Even with this issue, and allowing Bhagat’s characters to use and redefine words as they please, my primary disappointment is that the discussion is too short. I don’t expect a long discourse. This is Chetan Bhagat, not Amish Tripathi. Nevertheless, another page of discussion would have been better. Radhika spouts a textbook definition, and then gives up too easily in the face of Brijesh’s humanism idea. She’s a smart woman. I wanted to see her argue with him just a little bit more.
Colorism in the US
Bhagat gets many things right about the US, but the comments the characters make about Radhika’s skin color are dead wrong. Never, ever in my life would I walk up to a stranger and comment on her skin color. Period. That’s our “classic American political correctness” that Bhagat correctly observes and yet seems to completely ignore when it comes to the most fundamental issue facing the US today: our racism.

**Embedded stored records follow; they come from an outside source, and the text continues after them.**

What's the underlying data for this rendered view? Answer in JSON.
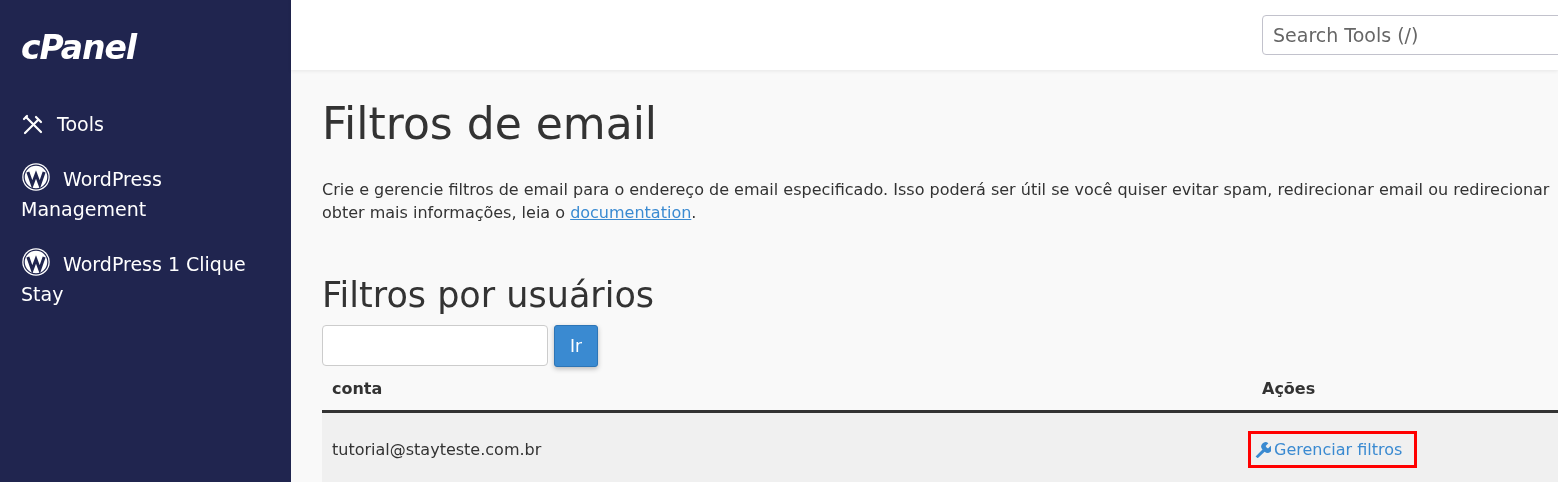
{
  "sidebar": {
    "logo": "cPanel",
    "items": [
      {
        "label": "Tools",
        "kind": "tools"
      },
      {
        "label": "WordPress Management",
        "kind": "wordpress"
      },
      {
        "label": "WordPress 1 Clique Stay",
        "kind": "wordpress"
      }
    ]
  },
  "header": {
    "search": {
      "placeholder": "Search Tools (/)"
    }
  },
  "page": {
    "title": "Filtros de email",
    "description": {
      "line_1": "Crie e gerencie filtros de email para o endereço de email especificado. Isso poderá ser útil se você quiser evitar spam, redirecionar email ou redirecionar",
      "line_2": "obter mais informações, leia o",
      "link": "documentation",
      "end": "."
    }
  },
  "section": {
    "heading": "Filtros por usuários",
    "filter_button": "Ir"
  },
  "table": {
    "columns": [
      "conta",
      "Ações"
    ],
    "rows": [
      {
        "account": "tutorial@stayteste.com.br",
        "action": {
          "label": "Gerenciar filtros",
          "highlighted": true
        }
      }
    ]
  }
}
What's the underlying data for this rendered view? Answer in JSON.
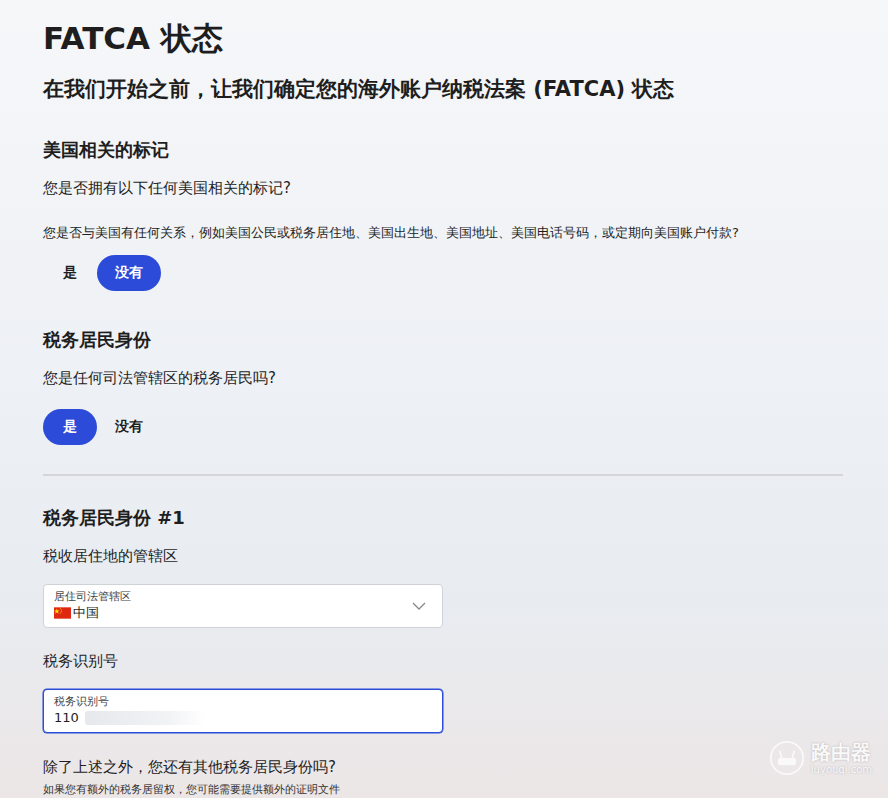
{
  "page": {
    "title": "FATCA 状态",
    "subtitle": "在我们开始之前，让我们确定您的海外账户纳税法案 (FATCA) 状态"
  },
  "sections": [
    {
      "heading": "美国相关的标记",
      "question": "您是否拥有以下任何美国相关的标记?",
      "detail": "您是否与美国有任何关系，例如美国公民或税务居住地、美国出生地、美国地址、美国电话号码，或定期向美国账户付款?",
      "options": [
        {
          "label": "是",
          "selected": false
        },
        {
          "label": "没有",
          "selected": true
        }
      ]
    },
    {
      "heading": "税务居民身份",
      "question": "您是任何司法管辖区的税务居民吗?",
      "detail": "",
      "options": [
        {
          "label": "是",
          "selected": true
        },
        {
          "label": "没有",
          "selected": false
        }
      ]
    }
  ],
  "residency": {
    "heading": "税务居民身份 #1",
    "jurisdiction": {
      "label": "税收居住地的管辖区",
      "field_label": "居住司法管辖区",
      "value": "中国",
      "focused": false
    },
    "tin": {
      "label": "税务识别号",
      "field_label": "税务识别号",
      "value": "110",
      "focused": true
    }
  },
  "additional": {
    "question": "除了上述之外，您还有其他税务居民身份吗?",
    "note": "如果您有额外的税务居留权，您可能需要提供额外的证明文件"
  },
  "watermark": {
    "text": "路由器",
    "url": "luyouqi.com"
  }
}
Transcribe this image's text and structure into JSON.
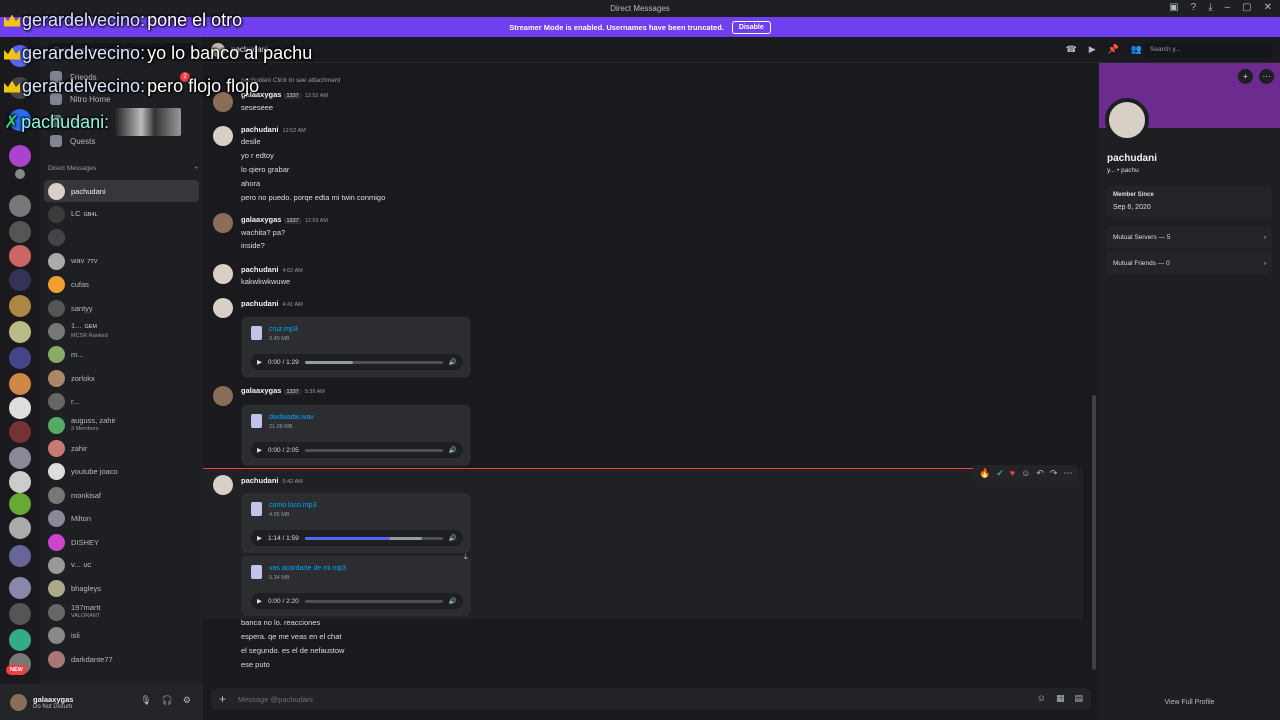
{
  "window": {
    "title": "Direct Messages"
  },
  "streamer_banner": {
    "text": "Streamer Mode is enabled. Usernames have been truncated.",
    "button": "Disable"
  },
  "sidebar": {
    "search_placeholder": "Find or start a conversation",
    "nav": [
      "Friends",
      "Nitro Home",
      "Shop",
      "Quests"
    ],
    "friends_badge": "2",
    "dm_header": "Direct Messages",
    "dms": [
      {
        "name": "pachudani",
        "tag": "",
        "sub": "",
        "color": "#d8cfc6"
      },
      {
        "name": "LC",
        "tag": "GB4L",
        "sub": "",
        "color": "#3b3b3b"
      },
      {
        "name": "",
        "tag": "",
        "sub": "",
        "color": "#444"
      },
      {
        "name": "wav",
        "tag": "7TV",
        "sub": "",
        "color": "#aaa"
      },
      {
        "name": "cufas",
        "tag": "",
        "sub": "",
        "color": "#f0a030"
      },
      {
        "name": "santyy",
        "tag": "",
        "sub": "",
        "color": "#555"
      },
      {
        "name": "1...",
        "tag": "GEM",
        "sub": "MCSR Ranked",
        "color": "#777"
      },
      {
        "name": "m...",
        "tag": "",
        "sub": "",
        "color": "#8a6"
      },
      {
        "name": "zorlokx",
        "tag": "",
        "sub": "",
        "color": "#a86"
      },
      {
        "name": "r...",
        "tag": "",
        "sub": "",
        "color": "#666"
      },
      {
        "name": "auguss, zahir",
        "tag": "",
        "sub": "3 Members",
        "color": "#5a6"
      },
      {
        "name": "zahir",
        "tag": "",
        "sub": "",
        "color": "#c77"
      },
      {
        "name": "youtube joaco",
        "tag": "",
        "sub": "",
        "color": "#ddd"
      },
      {
        "name": "monkisaf",
        "tag": "",
        "sub": "",
        "color": "#777"
      },
      {
        "name": "Milton",
        "tag": "",
        "sub": "",
        "color": "#889"
      },
      {
        "name": "DISHEY",
        "tag": "",
        "sub": "",
        "color": "#c4c"
      },
      {
        "name": "v...",
        "tag": "UC",
        "sub": "",
        "color": "#999"
      },
      {
        "name": "bhagleys",
        "tag": "",
        "sub": "",
        "color": "#aa8"
      },
      {
        "name": "197martt",
        "tag": "",
        "sub": "VALORANT",
        "color": "#666"
      },
      {
        "name": "isli",
        "tag": "",
        "sub": "",
        "color": "#888"
      },
      {
        "name": "darkdante77",
        "tag": "",
        "sub": "",
        "color": "#a77"
      }
    ]
  },
  "user_panel": {
    "name": "galaaxygas",
    "status": "Do Not Disturb"
  },
  "chat": {
    "header_name": "pachudani",
    "search_placeholder": "Search y...",
    "reply_preview": "pachudani Click to see attachment",
    "groups": [
      {
        "author": "galaaxygas",
        "badge": "1337",
        "time": "12:52 AM",
        "lines": [
          "seseseee"
        ]
      },
      {
        "author": "pachudani",
        "badge": "",
        "time": "12:52 AM",
        "lines": [
          "desile",
          "yo r edtoy",
          "lo qiero grabar",
          "ahora",
          "pero no puedo. porqe edta mi twin conmigo"
        ]
      },
      {
        "author": "galaaxygas",
        "badge": "1337",
        "time": "12:53 AM",
        "lines": [
          "wachita? pa?",
          "inside?"
        ]
      },
      {
        "author": "pachudani",
        "badge": "",
        "time": "4:02 AM",
        "lines": [
          "kakwkwkwuwe"
        ]
      },
      {
        "author": "pachudani",
        "badge": "",
        "time": "4:41 AM",
        "lines": []
      },
      {
        "author": "galaaxygas",
        "badge": "1337",
        "time": "5:38 AM",
        "lines": []
      },
      {
        "author": "pachudani",
        "badge": "",
        "time": "5:42 AM",
        "lines": []
      }
    ],
    "attachments": [
      {
        "name": "cruz.mp3",
        "size": "3.40 MB",
        "time": "0:00 / 1:29",
        "progress": 0,
        "buffered": 0.35
      },
      {
        "name": "dwdwadw.wav",
        "size": "21.08 MB",
        "time": "0:00 / 2:05",
        "progress": 0,
        "buffered": 0
      },
      {
        "name": "como loco.mp3",
        "size": "4.55 MB",
        "time": "1:14 / 1:59",
        "progress": 0.62,
        "buffered": 0.85
      },
      {
        "name": "vas acordarte de mi.mp3",
        "size": "5.34 MB",
        "time": "0:00 / 2:20",
        "progress": 0,
        "buffered": 0
      }
    ],
    "trailing_lines": [
      "banca no lo. reacciones",
      "espera. qe me veas en el chat",
      "el segundo. es el de nefaustow",
      "ese puto"
    ],
    "composer_placeholder": "Message @pachudani"
  },
  "profile": {
    "name": "pachudani",
    "sub": "y... • pachu",
    "member_since_label": "Member Since",
    "member_since": "Sep 6, 2020",
    "mutual_servers": "Mutual Servers — 5",
    "mutual_friends": "Mutual Friends — 0",
    "view_full": "View Full Profile"
  },
  "overlay": [
    {
      "name": "gerardelvecino:",
      "msg": "pone el otro"
    },
    {
      "name": "gerardelvecino:",
      "msg": "yo lo banco al pachu"
    },
    {
      "name": "gerardelvecino:",
      "msg": "pero flojo flojo"
    },
    {
      "name": "pachudani:",
      "msg": ""
    }
  ],
  "new_badge": "NEW"
}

The exchange on page 33 with the African-American sales clerk would never happen:
“Hi, miss, God, you have a gorgeous color.”
When I first read this, I thought she meant hair color, but then Radhika’s mini-me thought:
Say that to my mother. She stays up at night wondering who will marry me with this skin color.
I understand the point Bhagat is trying to make about colorism in India. But, a sales clerk at a store in the US would never mention skin color and certainly not as an introduction. She would be fired. This would happen, and has happened to me, in India, but not in the US.
I am sympathetic to how challenging crossing cultures is, which is why I have Indian beta readers. They have saved me many times. A competent American beta reader should have thrown up a giant red flag at this exchange.
There are better ways to talk about the issue. It might come up among friends, but not strangers. For example, if Radhika went make-up shopping with a friend and complained about her complexion being too dark, the friend might well comment in a positive light. That might happen. But this. No.
A sagging plot
While many have enjoyed the investment banking scenes, I didn’t. I felt that was where the plot tended to sag. Although these scenes established Radhika’s career ambitions, I found myself wanting to hurry past them. Perhaps if they had emphasized the office politics underlying the deals more than the details of the deals themselves I would have enjoyed those scenes more.
1 Indian Girl
I loved Radhika. Faults aside, the book worked for me. Radhika’s advice to herself in the final scenes is something I need to remember.
But, don’t take my word for it. Read One Indian Girl yourself.
As I finished this review, I was reminded of the US sitcom That Girl with Marlo Thomas. Here’s the title song. Enjoy.